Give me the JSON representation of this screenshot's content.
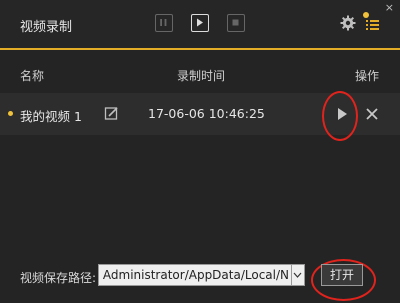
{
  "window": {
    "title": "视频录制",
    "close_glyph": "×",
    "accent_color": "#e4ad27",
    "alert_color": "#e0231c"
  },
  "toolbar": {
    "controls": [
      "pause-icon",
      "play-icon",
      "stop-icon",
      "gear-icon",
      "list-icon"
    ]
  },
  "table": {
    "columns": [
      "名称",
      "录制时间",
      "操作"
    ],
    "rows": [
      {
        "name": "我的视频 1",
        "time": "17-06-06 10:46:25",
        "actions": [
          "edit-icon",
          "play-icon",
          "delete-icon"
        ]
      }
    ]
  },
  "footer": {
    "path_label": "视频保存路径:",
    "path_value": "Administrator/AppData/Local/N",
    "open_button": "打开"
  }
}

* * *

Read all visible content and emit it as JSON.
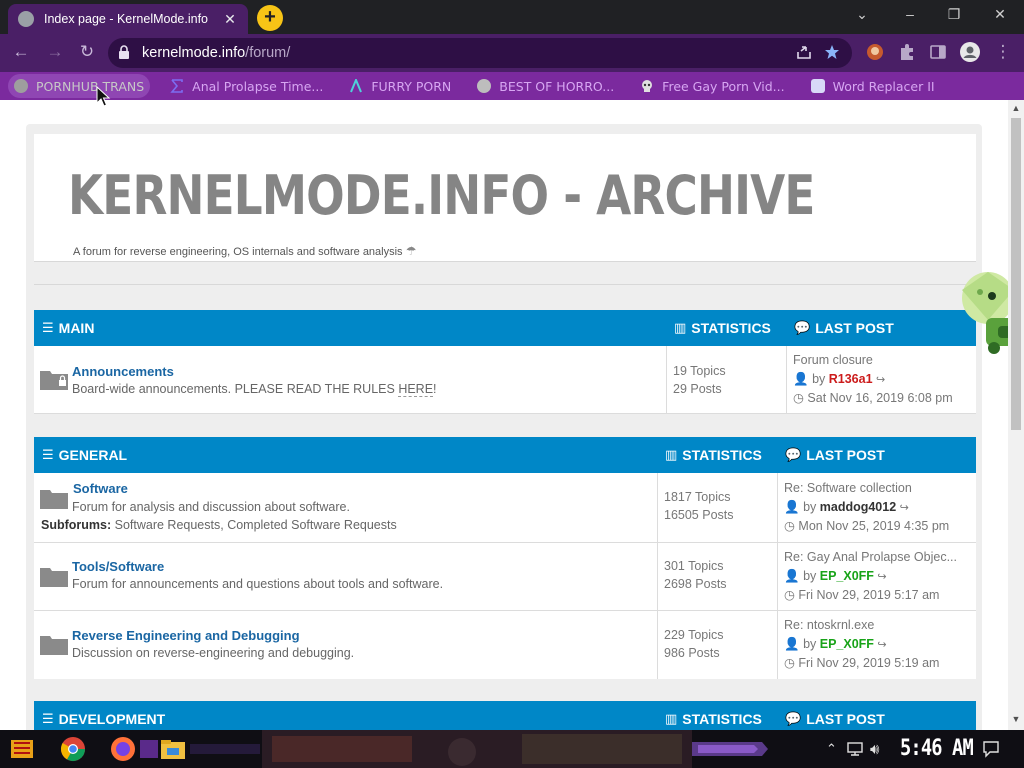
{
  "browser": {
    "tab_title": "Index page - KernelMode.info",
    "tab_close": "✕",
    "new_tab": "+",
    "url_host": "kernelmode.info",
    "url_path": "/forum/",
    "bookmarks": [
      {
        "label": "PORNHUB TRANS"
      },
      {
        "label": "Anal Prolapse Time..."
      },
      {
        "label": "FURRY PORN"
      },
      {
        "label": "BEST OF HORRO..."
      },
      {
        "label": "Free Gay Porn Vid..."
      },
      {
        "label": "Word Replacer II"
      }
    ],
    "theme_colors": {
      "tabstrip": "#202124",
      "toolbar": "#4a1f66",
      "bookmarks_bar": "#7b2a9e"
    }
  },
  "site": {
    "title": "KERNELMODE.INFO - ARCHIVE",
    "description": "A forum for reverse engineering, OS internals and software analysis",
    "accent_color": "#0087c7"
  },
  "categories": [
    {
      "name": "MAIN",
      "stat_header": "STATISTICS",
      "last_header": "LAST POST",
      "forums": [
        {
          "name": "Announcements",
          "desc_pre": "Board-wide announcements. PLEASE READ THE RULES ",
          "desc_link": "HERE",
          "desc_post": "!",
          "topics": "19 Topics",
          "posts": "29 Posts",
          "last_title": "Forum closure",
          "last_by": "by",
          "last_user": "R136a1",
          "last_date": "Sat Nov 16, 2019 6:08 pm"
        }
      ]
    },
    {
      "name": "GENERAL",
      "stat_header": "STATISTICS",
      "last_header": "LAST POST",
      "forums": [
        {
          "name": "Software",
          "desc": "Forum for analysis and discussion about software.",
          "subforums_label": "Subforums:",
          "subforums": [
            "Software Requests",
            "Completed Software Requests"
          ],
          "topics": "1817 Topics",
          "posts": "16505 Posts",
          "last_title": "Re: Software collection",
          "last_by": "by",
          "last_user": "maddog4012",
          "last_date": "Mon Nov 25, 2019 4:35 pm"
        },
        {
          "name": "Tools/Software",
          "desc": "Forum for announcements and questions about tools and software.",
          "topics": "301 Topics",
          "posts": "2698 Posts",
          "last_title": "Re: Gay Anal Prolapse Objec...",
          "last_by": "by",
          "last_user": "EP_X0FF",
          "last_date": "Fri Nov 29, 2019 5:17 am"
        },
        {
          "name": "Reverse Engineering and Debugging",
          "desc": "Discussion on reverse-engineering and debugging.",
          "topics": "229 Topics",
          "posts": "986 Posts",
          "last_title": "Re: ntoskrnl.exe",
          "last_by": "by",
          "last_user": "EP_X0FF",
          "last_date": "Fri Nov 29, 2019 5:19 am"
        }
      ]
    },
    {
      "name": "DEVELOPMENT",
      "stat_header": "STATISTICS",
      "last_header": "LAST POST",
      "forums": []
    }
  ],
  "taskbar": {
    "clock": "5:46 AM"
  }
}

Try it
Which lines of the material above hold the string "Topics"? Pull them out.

Answer to the problem
          "topics": "19 Topics",
          "topics": "1817 Topics",
          "topics": "301 Topics",
          "topics": "229 Topics",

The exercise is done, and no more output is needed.